During the revolt of the Czech nobility he stood on the side of the Habsburgs, and took part in the Battle of White Mountain. After the uprising was defeated in 1620 he systematically acquired property confiscated from some of the rebels, and the Liechtensteins became the wealthiest family in Moravia, rising in status above the Žerotíns. Their enormous land holdings brought them great profits, and eventually allowed them to carry out their grandious building projects here in Lednice.

In the 16th century it was probably Hartmann II of Liechtenstein who had the old medieval water castle torn down and replaced with a Renaissance chateau. At the end of the 17th century the chateau was torn down and a Baroque palace was built, with an extensive formal garden, and a massive riding hall designed by Johann Bernard Fischer von Erlach that still stands in almost unaltered form.

In the mid-18th century the chateau was again renovated, and in 1815 its front tracts that had been part of the Baroque chateau were removed.

The chateau as it looks today dates from 1846-1858, when Prince Alois II decided that Vienna was not suitable for entertaining in the summer, and had Lednice rebuilt into a summer palace in the spirit of English Gothic.
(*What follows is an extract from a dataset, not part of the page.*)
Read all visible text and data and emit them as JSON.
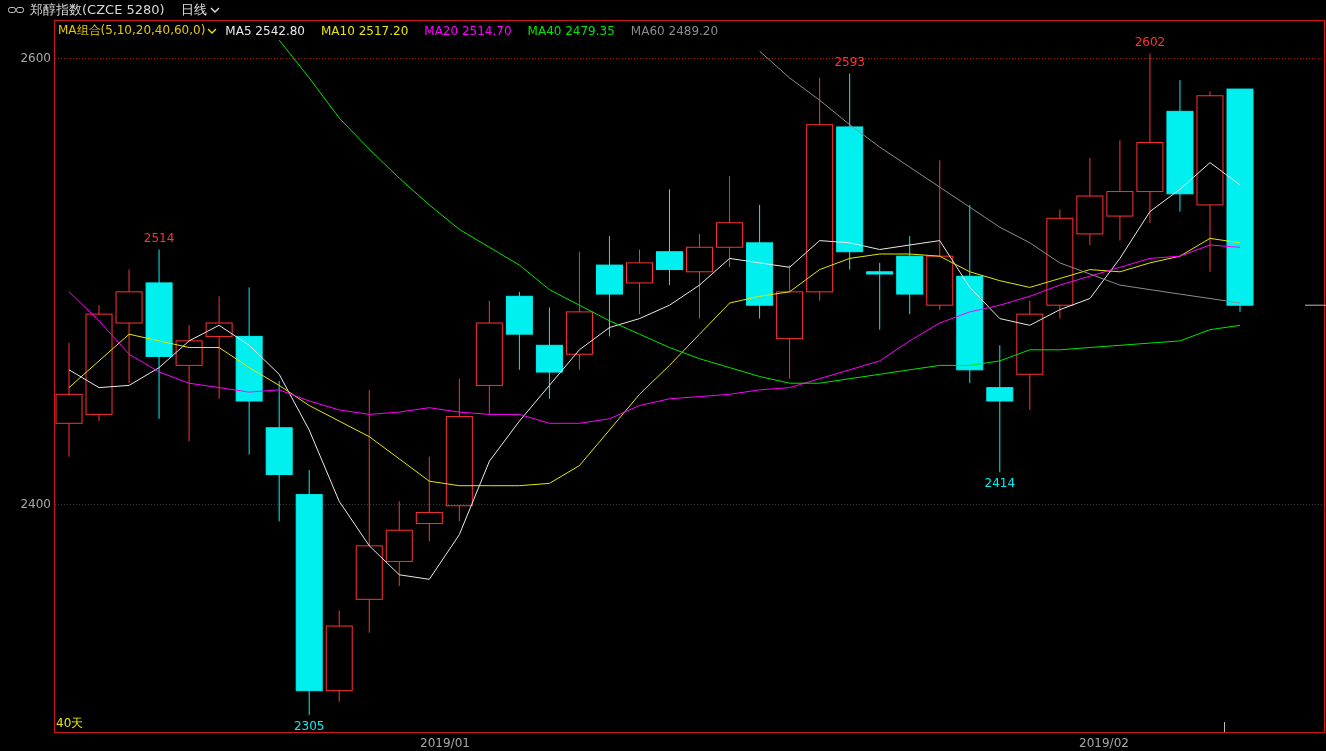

The hall on the ground floor would serve to entertain the European aristocracy at sumptuous banquets, and was furnished with carved wood ceilings, wooden panelling, and select furniture, surpassing anything of its kind in Europe.